Neridah Stockley Road shadow and a park landscape , 2018
- Slip cast porcelain with under glaze
- 12.5 x 7 and 11 x 11cm
About the exhibition
A Secular View: Neridah Stockley is an exhibition spanning twenty-five years of sustained practice by Northern Territory based artist Neridah Stockley and is curated by Gillean Shaw, Art Curator, University of Newcastle Art Gallery. Whilst Stockley is best known as a painter, this survey reveals the diversity of her practice including drawings, collage, dry point etchings and a growing body of ceramic work.

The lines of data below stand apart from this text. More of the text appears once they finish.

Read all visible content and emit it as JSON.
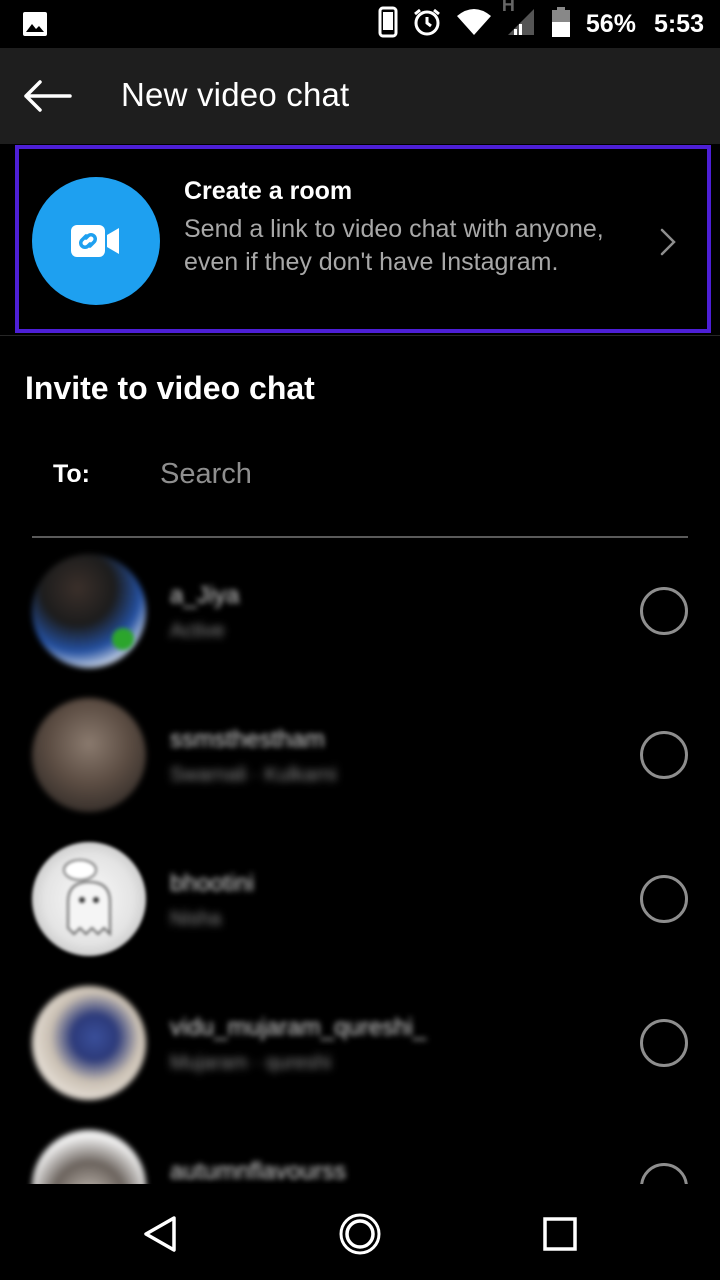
{
  "status_bar": {
    "battery_percent": "56%",
    "time": "5:53",
    "network_type": "H",
    "icons": [
      "image-icon",
      "phone-icon",
      "alarm-icon",
      "wifi-icon",
      "signal-icon",
      "battery-icon"
    ]
  },
  "app_bar": {
    "title": "New video chat",
    "back_icon": "arrow-left-icon"
  },
  "create_room": {
    "title": "Create a room",
    "description": "Send a link to video chat with anyone, even if they don't have Instagram.",
    "icon": "link-video-icon",
    "chevron_icon": "chevron-right-icon",
    "colors": {
      "avatar_bg": "#1ea0f0",
      "highlight_border": "#4d1fd6"
    }
  },
  "invite": {
    "title": "Invite to video chat",
    "to_label": "To:",
    "search_placeholder": "Search"
  },
  "contacts": [
    {
      "name": "a_Jiya",
      "sub": "Active",
      "online": true
    },
    {
      "name": "ssmsthestham",
      "sub": "Swarnali · Kulkarni",
      "online": false
    },
    {
      "name": "bhootini",
      "sub": "Nisha",
      "online": false
    },
    {
      "name": "vidu_mujaram_qureshi_",
      "sub": "Mujaram · qureshi",
      "online": false
    },
    {
      "name": "autumnflavourss",
      "sub": "",
      "online": false
    }
  ],
  "nav_bar": {
    "icons": [
      "back-triangle-icon",
      "home-circle-icon",
      "recents-square-icon"
    ]
  }
}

The idea of a ‘survey’ plays on the notion of surveying the landscape, whether urban, rural or domestic. Through numerous en plein air encounters Stockley creates a personal record that is later reworked and resolved in the studio. This relationship to space and returning to place was etched in the artist’s mind travelling between Dubbo and the Blue Mountains as a child, and later between Central Australia and New South Wales. Stockley’s work is characterised by abstracted compositions that hint at narrative or symbolic content, traversing memory and experience in an ongoing dialogue with visual interpretation. Domestic in scale, she invites the viewer to encounter a section of surveyed and deconstructed landscape, through a process of re-visioning the natural and manufactured world into linear and geometric planes and forms. The exhibition explores the depth of the artist’s oeuvre, presenting Stockley’s individual approach to abstraction, gestural mark-making and lyrical style to create a distinctive visual vernacular.

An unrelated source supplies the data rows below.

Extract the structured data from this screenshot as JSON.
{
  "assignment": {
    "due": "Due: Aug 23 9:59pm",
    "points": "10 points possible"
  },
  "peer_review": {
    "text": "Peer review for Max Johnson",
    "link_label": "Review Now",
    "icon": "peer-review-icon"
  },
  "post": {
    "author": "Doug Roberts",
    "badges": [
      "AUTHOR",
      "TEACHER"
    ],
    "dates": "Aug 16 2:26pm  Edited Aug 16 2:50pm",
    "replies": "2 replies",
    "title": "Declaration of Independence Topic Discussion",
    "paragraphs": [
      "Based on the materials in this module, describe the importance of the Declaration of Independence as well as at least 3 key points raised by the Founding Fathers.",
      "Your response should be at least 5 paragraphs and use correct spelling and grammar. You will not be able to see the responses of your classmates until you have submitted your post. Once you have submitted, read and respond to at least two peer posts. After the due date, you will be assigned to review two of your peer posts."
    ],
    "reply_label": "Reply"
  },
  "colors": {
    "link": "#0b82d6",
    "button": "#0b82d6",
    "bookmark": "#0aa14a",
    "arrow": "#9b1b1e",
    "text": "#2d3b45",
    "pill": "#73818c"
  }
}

About the artists
Neridah Stockley spent her childhood growing up in Dubbo and Orange, Central NSW and the Blue Mountains, NSW. Stockley studied at the National Arts School in Sydney before moving to the Northern Territory in 1997 living for a year in Darwin and later moving to Alice Springs where she has lived and worked since 2001. Stockley is represented in national and international collections including: Araluen Collection, NT; Newcastle Regional Gallery, NSW; City of Fremantle Collection, WA; Kerry Stokes Collection, WA; Charles Darwin University Collection, NT; and the collection of Parliament House, Canberra, ACT. The daughter of a civil engineer/ draughtsman, Stockley grew up with a curiosity and love for paper and drawing, inspired by her father’s studio environment. Recalling her first experience of painting at the age of three, the ‘physicality and plasticity’ of paint and the ability to ‘build’ a three-dimensional image on a two-dimensional support captured her imagination. At ten years of age, Stockley learnt the concept and techniques of Renaissance perspective, discovering ‘vanishing points’ in the landscape. Constructing ‘windows into space’ through drawing compositions of buildings, bridges, cross-bars and streets was a youthful obsession coupled with an early ambition to become an architect. Curious about arid landscapes from a young age, Stockley was attracted to ‘space’ and knew she would live in the desert one day. In 1995 and 1999 Stockley first visited the Central Australian desert on art school road trips and later relocated to Alice Springs in 2001. Initially Stockley worked as a remote area art tutor for Batchelor Institute of Indigenous Tertiary Education (Nyrrpi), a studio coordinator at Bindi Arts (Alice Springs) and a field officer for Papunya Tula Artists (Kintore & Kiwirrkurra). In 2003, Stockley refocused her attention to her own painting practice. Stockley’s discipline and dedication were acknowledged with her first solo exhibition of paintings and drawings in 2005 at Araluen Galleries, Alice Springs. Institutional acquisitions followed with successful solo shows at commercial galleries in Darwin, Sydney and Alice Springs and preselection for annual national and regional art prizes. Whilst continually making work of and about Central Australia, from 2008 Stockley has regularly travelled, enabling her practice to respond in-situ to built and natural environments. She has undertaken numerous interstate residencies including Falmouth (2007), King Island (2009) and Wardlaws Point (2011) in Tasmania, The Pilbara (2008) and Fremantle (2013, 2016 & 2018) in Western Australia, Newcastle (2011 and 2016), Hill End (2014) and Hazelhurst (2014) in New South Wales and most recently spent three months in Israel, Palestine and Morocco (2017–18).